Skyforger - "Kurbads" (CD)
"Kurbads" track listing:
1. Curse Of The Witch (5:04)
2. Son Of The Mare (5:26)
3. The Nine-Headed (3:56)
4. Bewitched Forest (5:14)
5. In The Yard Of The Father's Son (0:39)
6. The Devilslayer (5:05)
7. The Stone Sentinel (4:55)
8. In The Underworld (4:12)
9. Black Rider (4:15)
10. The Last Battle (5:38)
11. Kurbads (5:11)
Reviewed by bloodofheroes on June 9, 2010
Folk metal has been getting quite the run lately. Finntroll, Eluveitie, Turisas, and the like have become quite popular with their blend of folksy texture and metal swagger. But the downfall for much of folk metal is that it is folk first and metal second; taking traditional folk melodies and playing them on distorted guitars backed by pipes is the norm. Latvia’s Skyforger takes the opposite approach – they are a metal band first and they blend in some folk elements (namely bagpipes and costumes) to make their music. This combination yields the power that much of folk metal lacks while shedding the extraneous folk elements.
Based in 1980s traditional metal, Skyforger crafts a set of songs that are straight forward metal rockers. The riff on “Son of the Mare” could be straight off of any Dio album and the fast and jaunty “The Devilslayer” is derived from Maiden-based power metal. But these elements serve only as the base for Skyforger’s variety of modes and tunes which make this record unique.
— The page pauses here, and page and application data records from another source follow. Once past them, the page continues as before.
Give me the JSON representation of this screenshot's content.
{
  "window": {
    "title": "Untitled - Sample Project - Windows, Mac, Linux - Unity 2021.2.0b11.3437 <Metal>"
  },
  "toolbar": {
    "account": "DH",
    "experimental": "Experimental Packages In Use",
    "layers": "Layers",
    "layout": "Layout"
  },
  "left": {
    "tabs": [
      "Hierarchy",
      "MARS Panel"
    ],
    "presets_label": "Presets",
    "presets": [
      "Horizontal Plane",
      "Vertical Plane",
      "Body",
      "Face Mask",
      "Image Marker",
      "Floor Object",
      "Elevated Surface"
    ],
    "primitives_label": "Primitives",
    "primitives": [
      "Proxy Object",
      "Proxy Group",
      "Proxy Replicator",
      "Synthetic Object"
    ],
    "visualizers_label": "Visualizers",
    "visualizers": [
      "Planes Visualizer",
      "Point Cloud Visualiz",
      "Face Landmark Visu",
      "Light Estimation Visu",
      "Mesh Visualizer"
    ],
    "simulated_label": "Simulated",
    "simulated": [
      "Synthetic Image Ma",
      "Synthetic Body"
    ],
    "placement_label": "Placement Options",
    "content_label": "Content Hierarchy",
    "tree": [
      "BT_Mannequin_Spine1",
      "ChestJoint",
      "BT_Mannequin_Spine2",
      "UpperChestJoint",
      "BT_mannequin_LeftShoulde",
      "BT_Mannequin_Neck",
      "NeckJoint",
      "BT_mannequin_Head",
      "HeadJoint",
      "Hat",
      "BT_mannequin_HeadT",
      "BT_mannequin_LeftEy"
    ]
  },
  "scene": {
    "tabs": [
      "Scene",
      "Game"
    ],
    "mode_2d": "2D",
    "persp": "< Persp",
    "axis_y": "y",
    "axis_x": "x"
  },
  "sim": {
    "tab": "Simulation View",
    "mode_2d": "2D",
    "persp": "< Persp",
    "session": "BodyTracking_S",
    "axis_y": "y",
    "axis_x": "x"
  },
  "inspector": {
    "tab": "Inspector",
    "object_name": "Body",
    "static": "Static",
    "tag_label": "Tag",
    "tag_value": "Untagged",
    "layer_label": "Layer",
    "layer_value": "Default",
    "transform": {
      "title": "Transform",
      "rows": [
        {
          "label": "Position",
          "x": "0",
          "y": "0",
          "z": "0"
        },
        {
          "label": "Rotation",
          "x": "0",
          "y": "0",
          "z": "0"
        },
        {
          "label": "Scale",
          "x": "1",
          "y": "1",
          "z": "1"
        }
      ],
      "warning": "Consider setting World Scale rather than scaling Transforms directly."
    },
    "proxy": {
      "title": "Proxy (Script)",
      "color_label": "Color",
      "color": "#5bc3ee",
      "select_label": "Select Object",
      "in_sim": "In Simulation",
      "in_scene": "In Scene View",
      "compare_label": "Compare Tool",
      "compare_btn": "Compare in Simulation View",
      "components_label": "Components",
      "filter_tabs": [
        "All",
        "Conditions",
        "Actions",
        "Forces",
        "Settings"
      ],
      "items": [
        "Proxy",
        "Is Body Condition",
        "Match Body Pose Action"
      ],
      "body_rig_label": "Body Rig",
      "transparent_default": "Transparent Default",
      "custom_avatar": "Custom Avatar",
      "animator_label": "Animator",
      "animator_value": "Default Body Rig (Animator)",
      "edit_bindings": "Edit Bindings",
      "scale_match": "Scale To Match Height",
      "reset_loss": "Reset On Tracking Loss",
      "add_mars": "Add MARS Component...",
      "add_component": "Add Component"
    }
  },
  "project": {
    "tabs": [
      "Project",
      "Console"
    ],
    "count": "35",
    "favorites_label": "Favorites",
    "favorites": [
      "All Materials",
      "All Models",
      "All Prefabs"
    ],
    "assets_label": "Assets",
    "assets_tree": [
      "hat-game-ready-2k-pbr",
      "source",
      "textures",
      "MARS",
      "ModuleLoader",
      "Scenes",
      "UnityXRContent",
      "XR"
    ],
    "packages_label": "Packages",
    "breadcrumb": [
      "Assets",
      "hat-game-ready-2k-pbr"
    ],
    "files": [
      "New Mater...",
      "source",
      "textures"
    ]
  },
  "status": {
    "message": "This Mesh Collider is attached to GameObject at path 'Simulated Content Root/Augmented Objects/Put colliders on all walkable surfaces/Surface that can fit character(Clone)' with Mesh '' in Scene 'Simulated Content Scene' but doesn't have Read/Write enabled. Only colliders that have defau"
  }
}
The aforementioned “The Devlislayer” also mixes in some speed thrash riffs, Maiden gallops, the (requisite) bagpipes and an oddly off-kilter chorus, making it much more unexpected than any Hammerfall or Blind Guardian tune.
And that is part of the genius behind “Kurbads.” Skyforger takes traditional metal tropes and expands them in unexpected ways to create surprise. The initial chug of “The Stone Sentinel” evolves into an inspiring melodic bridge that elaborates on the chugging melody, all while the vocals move more and more toward death metal gurgles. The end of the song sounds more like Amon Amarth covering Guns n’ Roses than any kind of folk metal. This is followed by the squeal of the bagpipe-led intro to “In The Underworld” that melds into a nu-Metallica grind backed by weird lead vocal shouting. “Black Rider” is an up-tempo power metal piece that combines black metal vocal squeals and thrash rhythm changes.
But despite this penchant for unexpected twists and seemingly poorly planned combinations (Amon Amarth plays Guns n’ Roses – waaaah?), Skyforger isn’t an experimental outfit or a band that is grasping at too many poorly planned ideas – they remain staunchly planted in traditional heavy metal. This lends the music credibility and ultimately quality. Skyforger’s unique sound brings in much of the metal that has come over the last 30 years and combines various bits as necessary to create their brand of metal. Ultimately it is just heavy and eminently headbangable.
Lyrically, however, Skyforger sticks close to their folk metal brethren. “Kurbads” is about the Latvian fairytale hero of the same name, that was “born magically from the white mare and did many great deeds.” Pictures of Skyforger show them in tunics and breeches, carrying swords, water skins and things made from rams’ horns. Ultimately Skyforger ends up just as victorious as the heroes they describe by way of tradition: heavy riffs, inspiring melodies, and the ever-present bagpipes.
Highs: The combination of heavy riffs and folk metal elements on “The Last Battle” and the title track are two particular highlights among many.
Lows: The vocals often fit but just as often are inconsistent and odd.
Bottom line: Heavy, powerful, and inventive, this folk metal is much more “metal” than “folk” and is never cliché.
Get more info including news, reviews, interviews, links, etc. on our Skyforger band page.